With 10 wins in their last 11 regular-season games, the Rangers broke the 1999 club's mark for victories, improving their record for the fourth straight season under Washington.
The Rangers collected their luggage in a loose pile in the center of their locker room at Angel Stadium before the game even though they still didn't know where they would spend the weekend. C.J. Wilson will start Friday's division series opener in Arlington, and Washington said Derek Holland will start Game 2.
The Rangers packed for the trip home while the Boston-Baltimore and New York-Tampa Bay marathon games played on televisions in their clubhouse. The Rays will visit Texas on Friday.
"It's nice to know we're going home," leadoff hitter Ian Kinsler said. "Sleeping in our own beds, getting into our home routine. It's nice to watch these games knowing they're coming to us."
Texas left-hander Matt Harrison yielded five hits and a run in six innings during a strong tuneup for the postseason, while Garrett Richards pitched five innings of two-hit ball in his third career start for the Angels.

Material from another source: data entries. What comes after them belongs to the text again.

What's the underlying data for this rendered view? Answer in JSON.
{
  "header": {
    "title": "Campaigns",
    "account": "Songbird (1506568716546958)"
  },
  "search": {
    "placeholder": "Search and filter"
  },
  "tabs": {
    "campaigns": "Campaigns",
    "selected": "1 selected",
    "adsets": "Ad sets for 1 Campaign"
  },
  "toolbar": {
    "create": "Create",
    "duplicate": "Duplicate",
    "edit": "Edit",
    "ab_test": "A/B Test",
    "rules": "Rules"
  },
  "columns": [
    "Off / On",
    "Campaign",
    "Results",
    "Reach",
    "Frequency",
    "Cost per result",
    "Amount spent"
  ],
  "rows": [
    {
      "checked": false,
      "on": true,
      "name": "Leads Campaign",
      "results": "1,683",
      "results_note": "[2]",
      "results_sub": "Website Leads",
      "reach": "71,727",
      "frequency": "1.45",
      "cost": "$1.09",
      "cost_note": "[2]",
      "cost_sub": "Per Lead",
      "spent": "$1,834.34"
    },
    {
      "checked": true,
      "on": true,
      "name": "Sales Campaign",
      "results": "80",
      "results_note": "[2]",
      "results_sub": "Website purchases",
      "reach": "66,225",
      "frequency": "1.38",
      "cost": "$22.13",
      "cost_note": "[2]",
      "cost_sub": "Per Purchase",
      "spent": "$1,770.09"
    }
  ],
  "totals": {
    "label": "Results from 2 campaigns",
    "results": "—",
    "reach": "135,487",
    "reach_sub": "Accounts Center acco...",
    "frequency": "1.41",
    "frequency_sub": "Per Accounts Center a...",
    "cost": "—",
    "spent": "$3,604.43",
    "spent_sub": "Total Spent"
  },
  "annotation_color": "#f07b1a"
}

Gil Velasquez drove in the only run for the Angels, who were in playoff contention until Monday. Los Angeles (86-76) lost six of its last seven.
"This was a roller-coaster year for us," manager Mike Scioscia said. "I mean, it really tore us inside and out, and it teased us. We thought we had a chance to get there, but we just didn't play at a high enough level towards the end of the season. But we're going to turn the page on it, and it's going to start tomorrow."
Napoli hit six homers this season at Angel Stadium - three more than Bobby Abreu, who struck out to end the game for Los Angeles. Napoli dominated the final innings against the Angels, who traded him in a package for Vernon Wells last winter.
Napoli finished with career-highs of 30 homers and 75 RBI in Texas, while Wells went 1 for 4 to end his dismal season at .218 with 25 homers -- and the three catchers who replaced Napoli have all been offensive disasters.
"When he plays us, it's like he's definitely trying to put an exclamation point on something," Angels outfielder Torii Hunter said. "He's swinging the bat well. We all knew he could hit home runs and that he had the potential ... but the average (.320), that's what's pretty impressive. He's grown into one of the elite hitters in the game."
The Angels wrapped up their 50th anniversary season by missing the playoffs in consecutive years for the first time since 2000-01, Scioscia's first two years in charge. Los Angeles still had the AL's sixth-best record, winning at least 80 games for the eighth straight season - easily the best stretch in franchise history.
Richards, a first-round draft pick in 2009, made the best appearance of his short major-league career in his first start since Aug. 15. He issued three walks, but paid for only one bad pitch when Napoli homered in the second.
- Texas CF Josh Hamilton's nine-game hitting streak ended.
- Angels 1B Efren Navarro's third-inning single was his first major league hit. Navarro, a native of nearby Lynwood with 15 family members in attendance, played the final two games at first base with rookie slugger Mark Trumbo shut down for the season with a broken foot.
- The Angels drew more than 3 million fans for the ninth straight season, finishing with 3,166,321. They even outdrew the crosstown Dodgers, who didn't crack 3 million.
- Texas DH Michael Young went 1 for 4 with a ninth-inning single, ending his faint hopes of catching Detroit's Miguel Cabrera for the AL batting title.